Bloomgren, who spent the last four years coaching for the New York Jets.
“You know Russ Grimm, in his (NFL) Hall of Fame speech said there is no
greater feeling in the game of football than to move a man from Point A
to Point B against his will. And I’m not sure I’ve coached anybody at
any level that does that better than David DeCastro.”
DeCastro wears jersey No. 52 and it’s no accident. At Bellevue High
School, the number went to the best offensive lineman and was passed
down to him from Stephen Schilling, who went on to play for Michigan
and is now a rookie with the San Diego Chargers.
“I got lucky,” DeCastro said of the jersey being available at Stanford
his freshman year. “It was all mine.”
Coming into the season, there were major questions about the offensive
line, where DeCastro and left tackle Jonathan Martin were the only
returning starters. But Schwartzstein quickly emerged as a force at
center, as did Cameron Fleming at right tackle and David Yankey at left
“I’m pretty happy with the way the guys around me played,” DeCastro
said. “Sam stepped up huge. Fleming and Yankey – those guys did
awesome. We kept meshing more and more every week.”
DeCastro said two of his toughest opponents this year were DaJohn
Harris of USC and Anthony Laurenzi of Washington State. He said the
Stanford offense is too complicated to spend time trash talking.
“We’re too tired doing our jobs,” said DeCastro. “We can’t waste energy
DeCastro has three classes remaining and will finish his engineering
degree this spring. Although he has another year of eligibility and
hasn’t announced his intentions, his next stop is likely the NFL.
“I definitely aspire to be a professional football player,” he said. “I
haven’t said anything and I won’t until after the Fiesta Bowl.”
As you might expect, DeCastro can hold his own at the training table.
Surprisingly, his favorite food is sushi. He loves going to “Sushi 85”
in Palo Alto, where it’s all-you-can-eat for $25.
“I ate like $150 worth of stuff one time,” said DeCastro. “Me alone.
Probably not the best thing, but it’s delicious.”
No matter where he is a year from now, DeCastro will always be tight
with his fellow offensive linemen and has forged life-long memories.
Like eating together every Thursday night; watching “The Office” and

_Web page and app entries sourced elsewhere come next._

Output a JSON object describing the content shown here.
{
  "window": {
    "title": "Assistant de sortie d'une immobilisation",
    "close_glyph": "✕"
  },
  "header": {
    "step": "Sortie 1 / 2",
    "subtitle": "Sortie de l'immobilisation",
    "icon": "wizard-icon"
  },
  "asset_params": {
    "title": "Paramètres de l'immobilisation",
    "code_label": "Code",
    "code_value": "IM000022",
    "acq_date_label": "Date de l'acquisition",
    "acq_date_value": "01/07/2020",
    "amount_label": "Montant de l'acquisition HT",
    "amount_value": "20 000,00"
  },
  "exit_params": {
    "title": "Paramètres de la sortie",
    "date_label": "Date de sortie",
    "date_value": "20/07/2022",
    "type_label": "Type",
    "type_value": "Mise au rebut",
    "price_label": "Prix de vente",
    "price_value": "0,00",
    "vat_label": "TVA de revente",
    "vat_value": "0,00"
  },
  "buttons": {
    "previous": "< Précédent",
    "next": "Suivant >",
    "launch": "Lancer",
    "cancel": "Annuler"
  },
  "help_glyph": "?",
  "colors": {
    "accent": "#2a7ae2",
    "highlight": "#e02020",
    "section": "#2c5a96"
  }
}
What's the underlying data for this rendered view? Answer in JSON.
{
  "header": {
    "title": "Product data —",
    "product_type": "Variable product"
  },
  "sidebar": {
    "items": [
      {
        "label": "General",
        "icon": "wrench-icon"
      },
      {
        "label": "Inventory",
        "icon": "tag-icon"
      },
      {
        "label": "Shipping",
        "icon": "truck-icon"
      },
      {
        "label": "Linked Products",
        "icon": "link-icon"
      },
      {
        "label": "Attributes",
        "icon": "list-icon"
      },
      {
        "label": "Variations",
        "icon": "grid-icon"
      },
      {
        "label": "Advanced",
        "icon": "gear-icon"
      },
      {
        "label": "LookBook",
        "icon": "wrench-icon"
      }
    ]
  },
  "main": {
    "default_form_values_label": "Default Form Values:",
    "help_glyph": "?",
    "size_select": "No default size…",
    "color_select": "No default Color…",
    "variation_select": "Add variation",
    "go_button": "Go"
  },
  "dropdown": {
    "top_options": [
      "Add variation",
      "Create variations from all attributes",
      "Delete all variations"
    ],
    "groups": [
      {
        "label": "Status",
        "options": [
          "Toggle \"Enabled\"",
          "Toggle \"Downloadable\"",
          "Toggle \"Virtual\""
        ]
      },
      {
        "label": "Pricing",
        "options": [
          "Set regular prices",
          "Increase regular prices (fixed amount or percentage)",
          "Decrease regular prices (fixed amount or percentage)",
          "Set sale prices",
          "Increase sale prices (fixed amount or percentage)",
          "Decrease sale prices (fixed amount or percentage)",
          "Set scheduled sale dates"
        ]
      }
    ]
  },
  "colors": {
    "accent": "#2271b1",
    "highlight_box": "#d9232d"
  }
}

“Modern Family” while stretched out on Whalen’s recliner; and razzing
each other in team meetings.
“Just being around the guys,” he said. “The camaraderie and the
bonding. The experience we’ve had these last four years, coming from
where we started. There’s good and bad. That’s what brings you